_TASK ITEM_
Print out every line of the material exactly. Include no pictures.

_DATA IN THIS EXERCISE_
+-------+
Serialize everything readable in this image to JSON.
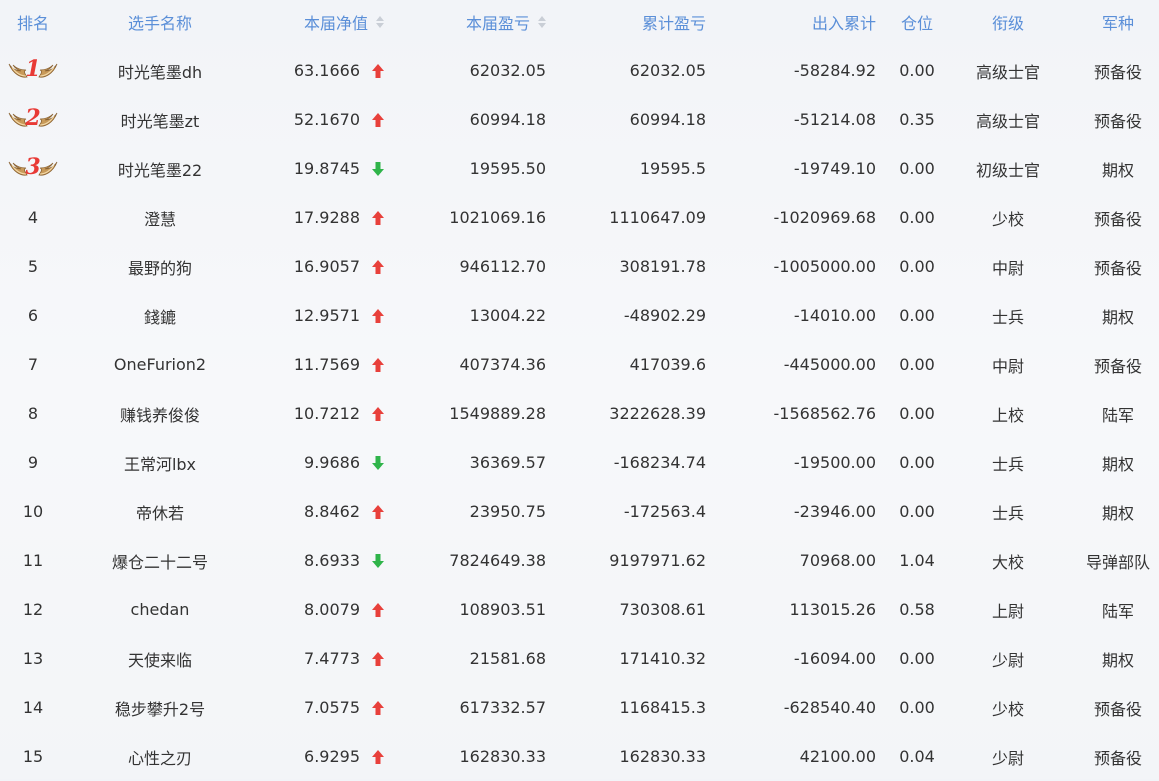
{
  "headers": {
    "rank": "排名",
    "name": "选手名称",
    "nav": "本届净值",
    "period_pnl": "本届盈亏",
    "total_pnl": "累计盈亏",
    "flow": "出入累计",
    "position": "仓位",
    "rank_title": "衔级",
    "arm": "军种"
  },
  "colors": {
    "header_text": "#5b8fd8",
    "up_arrow": "#e8403b",
    "down_arrow": "#2fb44a",
    "medal_number": "#e83a36"
  },
  "rows": [
    {
      "rank": "1",
      "medal": true,
      "name": "时光笔墨dh",
      "nav": "63.1666",
      "trend": "up",
      "period_pnl": "62032.05",
      "total_pnl": "62032.05",
      "flow": "-58284.92",
      "position": "0.00",
      "rank_title": "高级士官",
      "arm": "预备役"
    },
    {
      "rank": "2",
      "medal": true,
      "name": "时光笔墨zt",
      "nav": "52.1670",
      "trend": "up",
      "period_pnl": "60994.18",
      "total_pnl": "60994.18",
      "flow": "-51214.08",
      "position": "0.35",
      "rank_title": "高级士官",
      "arm": "预备役"
    },
    {
      "rank": "3",
      "medal": true,
      "name": "时光笔墨22",
      "nav": "19.8745",
      "trend": "down",
      "period_pnl": "19595.50",
      "total_pnl": "19595.5",
      "flow": "-19749.10",
      "position": "0.00",
      "rank_title": "初级士官",
      "arm": "期权"
    },
    {
      "rank": "4",
      "medal": false,
      "name": "澄慧",
      "nav": "17.9288",
      "trend": "up",
      "period_pnl": "1021069.16",
      "total_pnl": "1110647.09",
      "flow": "-1020969.68",
      "position": "0.00",
      "rank_title": "少校",
      "arm": "预备役"
    },
    {
      "rank": "5",
      "medal": false,
      "name": "最野的狗",
      "nav": "16.9057",
      "trend": "up",
      "period_pnl": "946112.70",
      "total_pnl": "308191.78",
      "flow": "-1005000.00",
      "position": "0.00",
      "rank_title": "中尉",
      "arm": "预备役"
    },
    {
      "rank": "6",
      "medal": false,
      "name": "錢鏕",
      "nav": "12.9571",
      "trend": "up",
      "period_pnl": "13004.22",
      "total_pnl": "-48902.29",
      "flow": "-14010.00",
      "position": "0.00",
      "rank_title": "士兵",
      "arm": "期权"
    },
    {
      "rank": "7",
      "medal": false,
      "name": "OneFurion2",
      "nav": "11.7569",
      "trend": "up",
      "period_pnl": "407374.36",
      "total_pnl": "417039.6",
      "flow": "-445000.00",
      "position": "0.00",
      "rank_title": "中尉",
      "arm": "预备役"
    },
    {
      "rank": "8",
      "medal": false,
      "name": "赚钱养俊俊",
      "nav": "10.7212",
      "trend": "up",
      "period_pnl": "1549889.28",
      "total_pnl": "3222628.39",
      "flow": "-1568562.76",
      "position": "0.00",
      "rank_title": "上校",
      "arm": "陆军"
    },
    {
      "rank": "9",
      "medal": false,
      "name": "王常河lbx",
      "nav": "9.9686",
      "trend": "down",
      "period_pnl": "36369.57",
      "total_pnl": "-168234.74",
      "flow": "-19500.00",
      "position": "0.00",
      "rank_title": "士兵",
      "arm": "期权"
    },
    {
      "rank": "10",
      "medal": false,
      "name": "帝休若",
      "nav": "8.8462",
      "trend": "up",
      "period_pnl": "23950.75",
      "total_pnl": "-172563.4",
      "flow": "-23946.00",
      "position": "0.00",
      "rank_title": "士兵",
      "arm": "期权"
    },
    {
      "rank": "11",
      "medal": false,
      "name": "爆仓二十二号",
      "nav": "8.6933",
      "trend": "down",
      "period_pnl": "7824649.38",
      "total_pnl": "9197971.62",
      "flow": "70968.00",
      "position": "1.04",
      "rank_title": "大校",
      "arm": "导弹部队"
    },
    {
      "rank": "12",
      "medal": false,
      "name": "chedan",
      "nav": "8.0079",
      "trend": "up",
      "period_pnl": "108903.51",
      "total_pnl": "730308.61",
      "flow": "113015.26",
      "position": "0.58",
      "rank_title": "上尉",
      "arm": "陆军"
    },
    {
      "rank": "13",
      "medal": false,
      "name": "天使来临",
      "nav": "7.4773",
      "trend": "up",
      "period_pnl": "21581.68",
      "total_pnl": "171410.32",
      "flow": "-16094.00",
      "position": "0.00",
      "rank_title": "少尉",
      "arm": "期权"
    },
    {
      "rank": "14",
      "medal": false,
      "name": "稳步攀升2号",
      "nav": "7.0575",
      "trend": "up",
      "period_pnl": "617332.57",
      "total_pnl": "1168415.3",
      "flow": "-628540.40",
      "position": "0.00",
      "rank_title": "少校",
      "arm": "预备役"
    },
    {
      "rank": "15",
      "medal": false,
      "name": "心性之刃",
      "nav": "6.9295",
      "trend": "up",
      "period_pnl": "162830.33",
      "total_pnl": "162830.33",
      "flow": "42100.00",
      "position": "0.04",
      "rank_title": "少尉",
      "arm": "预备役"
    }
  ]
}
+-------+
_RESPONSE TO THIS TASK_
Serialize everything readable in this image to JSON.
{
  "headers": {
    "rank": "排名",
    "name": "选手名称",
    "nav": "本届净值",
    "period_pnl": "本届盈亏",
    "total_pnl": "累计盈亏",
    "flow": "出入累计",
    "position": "仓位",
    "rank_title": "衔级",
    "arm": "军种"
  },
  "colors": {
    "header_text": "#5b8fd8",
    "up_arrow": "#e8403b",
    "down_arrow": "#2fb44a",
    "medal_number": "#e83a36"
  },
  "rows": [
    {
      "rank": "1",
      "medal": true,
      "name": "时光笔墨dh",
      "nav": "63.1666",
      "trend": "up",
      "period_pnl": "62032.05",
      "total_pnl": "62032.05",
      "flow": "-58284.92",
      "position": "0.00",
      "rank_title": "高级士官",
      "arm": "预备役"
    },
    {
      "rank": "2",
      "medal": true,
      "name": "时光笔墨zt",
      "nav": "52.1670",
      "trend": "up",
      "period_pnl": "60994.18",
      "total_pnl": "60994.18",
      "flow": "-51214.08",
      "position": "0.35",
      "rank_title": "高级士官",
      "arm": "预备役"
    },
    {
      "rank": "3",
      "medal": true,
      "name": "时光笔墨22",
      "nav": "19.8745",
      "trend": "down",
      "period_pnl": "19595.50",
      "total_pnl": "19595.5",
      "flow": "-19749.10",
      "position": "0.00",
      "rank_title": "初级士官",
      "arm": "期权"
    },
    {
      "rank": "4",
      "medal": false,
      "name": "澄慧",
      "nav": "17.9288",
      "trend": "up",
      "period_pnl": "1021069.16",
      "total_pnl": "1110647.09",
      "flow": "-1020969.68",
      "position": "0.00",
      "rank_title": "少校",
      "arm": "预备役"
    },
    {
      "rank": "5",
      "medal": false,
      "name": "最野的狗",
      "nav": "16.9057",
      "trend": "up",
      "period_pnl": "946112.70",
      "total_pnl": "308191.78",
      "flow": "-1005000.00",
      "position": "0.00",
      "rank_title": "中尉",
      "arm": "预备役"
    },
    {
      "rank": "6",
      "medal": false,
      "name": "錢鏕",
      "nav": "12.9571",
      "trend": "up",
      "period_pnl": "13004.22",
      "total_pnl": "-48902.29",
      "flow": "-14010.00",
      "position": "0.00",
      "rank_title": "士兵",
      "arm": "期权"
    },
    {
      "rank": "7",
      "medal": false,
      "name": "OneFurion2",
      "nav": "11.7569",
      "trend": "up",
      "period_pnl": "407374.36",
      "total_pnl": "417039.6",
      "flow": "-445000.00",
      "position": "0.00",
      "rank_title": "中尉",
      "arm": "预备役"
    },
    {
      "rank": "8",
      "medal": false,
      "name": "赚钱养俊俊",
      "nav": "10.7212",
      "trend": "up",
      "period_pnl": "1549889.28",
      "total_pnl": "3222628.39",
      "flow": "-1568562.76",
      "position": "0.00",
      "rank_title": "上校",
      "arm": "陆军"
    },
    {
      "rank": "9",
      "medal": false,
      "name": "王常河lbx",
      "nav": "9.9686",
      "trend": "down",
      "period_pnl": "36369.57",
      "total_pnl": "-168234.74",
      "flow": "-19500.00",
      "position": "0.00",
      "rank_title": "士兵",
      "arm": "期权"
    },
    {
      "rank": "10",
      "medal": false,
      "name": "帝休若",
      "nav": "8.8462",
      "trend": "up",
      "period_pnl": "23950.75",
      "total_pnl": "-172563.4",
      "flow": "-23946.00",
      "position": "0.00",
      "rank_title": "士兵",
      "arm": "期权"
    },
    {
      "rank": "11",
      "medal": false,
      "name": "爆仓二十二号",
      "nav": "8.6933",
      "trend": "down",
      "period_pnl": "7824649.38",
      "total_pnl": "9197971.62",
      "flow": "70968.00",
      "position": "1.04",
      "rank_title": "大校",
      "arm": "导弹部队"
    },
    {
      "rank": "12",
      "medal": false,
      "name": "chedan",
      "nav": "8.0079",
      "trend": "up",
      "period_pnl": "108903.51",
      "total_pnl": "730308.61",
      "flow": "113015.26",
      "position": "0.58",
      "rank_title": "上尉",
      "arm": "陆军"
    },
    {
      "rank": "13",
      "medal": false,
      "name": "天使来临",
      "nav": "7.4773",
      "trend": "up",
      "period_pnl": "21581.68",
      "total_pnl": "171410.32",
      "flow": "-16094.00",
      "position": "0.00",
      "rank_title": "少尉",
      "arm": "期权"
    },
    {
      "rank": "14",
      "medal": false,
      "name": "稳步攀升2号",
      "nav": "7.0575",
      "trend": "up",
      "period_pnl": "617332.57",
      "total_pnl": "1168415.3",
      "flow": "-628540.40",
      "position": "0.00",
      "rank_title": "少校",
      "arm": "预备役"
    },
    {
      "rank": "15",
      "medal": false,
      "name": "心性之刃",
      "nav": "6.9295",
      "trend": "up",
      "period_pnl": "162830.33",
      "total_pnl": "162830.33",
      "flow": "42100.00",
      "position": "0.04",
      "rank_title": "少尉",
      "arm": "预备役"
    }
  ]
}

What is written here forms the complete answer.